How to make objective decisions about investments in energy-saving solutions in city buildings? One possible approach is to use the energy ecosystem. This has been developed for Prague in a pilot project by the city's company Operátor ICT, a. s. (OICT), which presented its findings to the Prague city councillors at the beginning of January and presented them with lessons learned that can be applied in practice. The result of the pilot project is a tool for the implementation of energy savings, which can help the Prague City Council (MHMP), which manages or owns thousands of buildings, to effectively decide on the direction of spending in the area of investment in energy measures.

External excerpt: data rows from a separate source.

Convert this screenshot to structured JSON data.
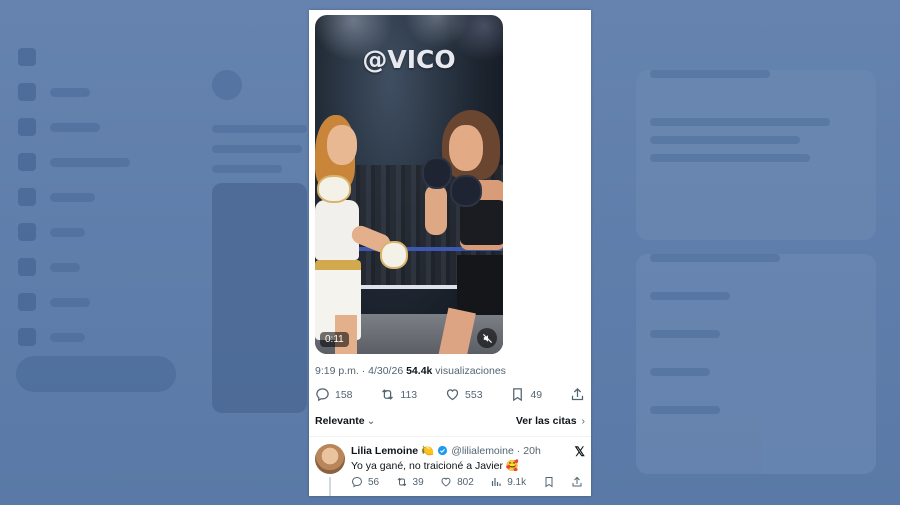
{
  "video": {
    "watermark": "@VICO",
    "duration": "0:11"
  },
  "tweet": {
    "time": "9:19 p.m.",
    "separator": " · ",
    "date": "4/30/26",
    "views_count": "54.4k",
    "views_label": " visualizaciones",
    "replies": "158",
    "reposts": "113",
    "likes": "553",
    "bookmarks": "49"
  },
  "filters": {
    "sort_label": "Relevante",
    "quotes_label": "Ver las citas"
  },
  "reply": {
    "name": "Lilia Lemoine",
    "name_emoji": "🍋",
    "handle": "@lilialemoine",
    "time_sep": " · ",
    "age": "20h",
    "text": "Yo ya gané, no traicioné a Javier 🥰",
    "replies": "56",
    "reposts": "39",
    "likes": "802",
    "views": "9.1k"
  },
  "colors": {
    "verified": "#1d9bf0",
    "text_secondary": "#536471",
    "text_primary": "#0f1419"
  },
  "icons": [
    "reply-icon",
    "repost-icon",
    "like-icon",
    "bookmark-icon",
    "share-icon",
    "views-icon",
    "verified-icon",
    "x-logo-icon",
    "mute-icon",
    "chevron-down-icon",
    "chevron-right-icon"
  ]
}
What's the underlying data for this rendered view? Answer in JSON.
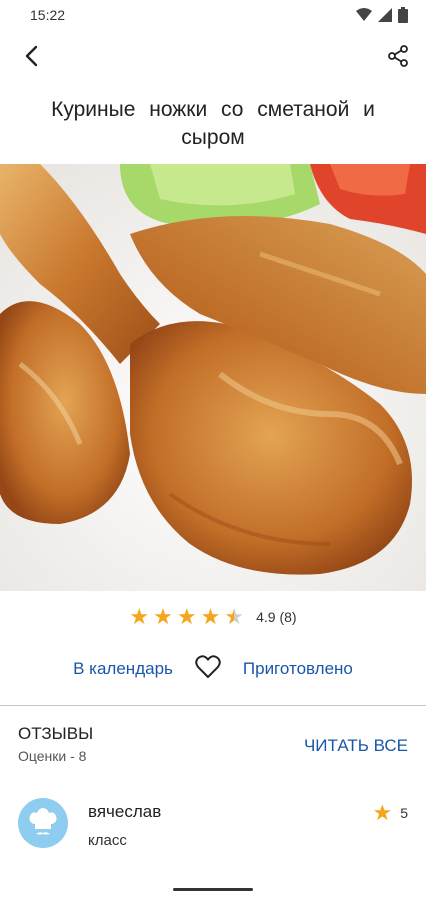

For the pilot project, which had several phases and throughout its duration was carried out in close cooperation with the Environmental Protection Department of the MHMP (OCP-MHMP) and the Energy Manager's Department (OEM-MHMP), 80 buildings owned and managed by the MHMP were selected with different age, type of use, building envelope, technical equipment. An important aspect was to include a sufficiently large and diverse sample of buildings in the pilot project to which the developed methodology was applied. Therefore, the pilot project included school buildings, retirement homes, cultural facilities or office buildings. OICT also developed, in cooperation with specialists from the CTU and UCEEB CTU, a building assessment methodology and created the so-called building atlas. This provides basic information on individual buildings, their technical condition, energy and water consumption, as well as the savings potential for the implementation of energy-saving measures. The resulting energy ecosystem, which would ideally operate within a single information system, would enable the prioritisation of buildings suitable for the implementation of energy-saving measures. The conclusions of the pilot project were presented at a workshop at the end of February to others, primarily the representatives of the Prague City Council departments. A suitable proposal for a financial model was also developed.
"Our company has extensive experience with energy projects and shares and interconnects the knowledge from their implementation. The comprehensive energy ecosystem is the output of a large-scale project. It provides a tailored building and facility rating system that enables informed decision-making on the direction of investments in energy measures and innovations and detailed data-driven analysis of energy consumption. We have already presented the outputs of the final project report to representatives of the Prague City Council during a workshop in February. We also opened and presented this topic at the conference "Energy Efficient Prague" held at the Centre for Architecture and Urban Planning in mid-March. The results from this workshop are currently serving as a platform for key representatives of the Prague City Council to gain detailed insight into the methodology and to make adequate decisions on the continuation of the project. Particularly at this time, given the situation on the energy market, it is important to have a reliable tool at hand that helps us to have a realistic overview of the energy situation and its impact on the budget," says OICT CEO Tomas Barczi.
"In the pilot operation, the energy ecosystem was mainly used to collect technical information about buildings, including monitoring electricity, gas, heat and water consumption, and to evaluate both the savings potential of implementing individual savings measures and the savings achieved. Working with our Golemio data platform team, we provided automated information feeds and data updates through remote energy and water readings. Furthermore, we have created an online database to which the data is imported and which works with computational models," says Petr Suška, Director of the Smart City, Innovation and Project Management Department, adding that the current dashboards from the pilot project are publicly available on the project website: smartprague.eu/projects/energy-in-buildings-of-the-major-city-of-prague. This enables anyone to see the analyses produced by OICT experts.
Results of the pilot project
The City of Prague manages approximately 1,200 buildings, which have high operating costs, especially in terms of energy and water costs. The project was therefore carried out on a diverse sample of 80 buildings. These were evaluated on the basis of the methodology developed in the framework of the project. It showed that for 37 buildings envelope measures were proposed, 26 buildings were assessed without significant savings potential on the building envelope. However, 8 of these 26 buildings were found to have a high potential to save energy consumption if the building's technical equipment is upgraded. The pilot project also had to deal with the fact that the buildings are located in a conservation area and there are restrictions for them to intervene in their external envelope. In these specific cases, the project focused on recommendations that only concerned the design of measures to retrofit the technical equipment of the buildings. These include, for example, the replacement of heating sources with more efficient ones, the use of renewable energy sources for hot water heating, and the installation of efficient LED lighting.
The outcome of the pilot project is also a proposal for a financial model that could set rules on how to redistribute the money saved by implementing energy efficiency measures.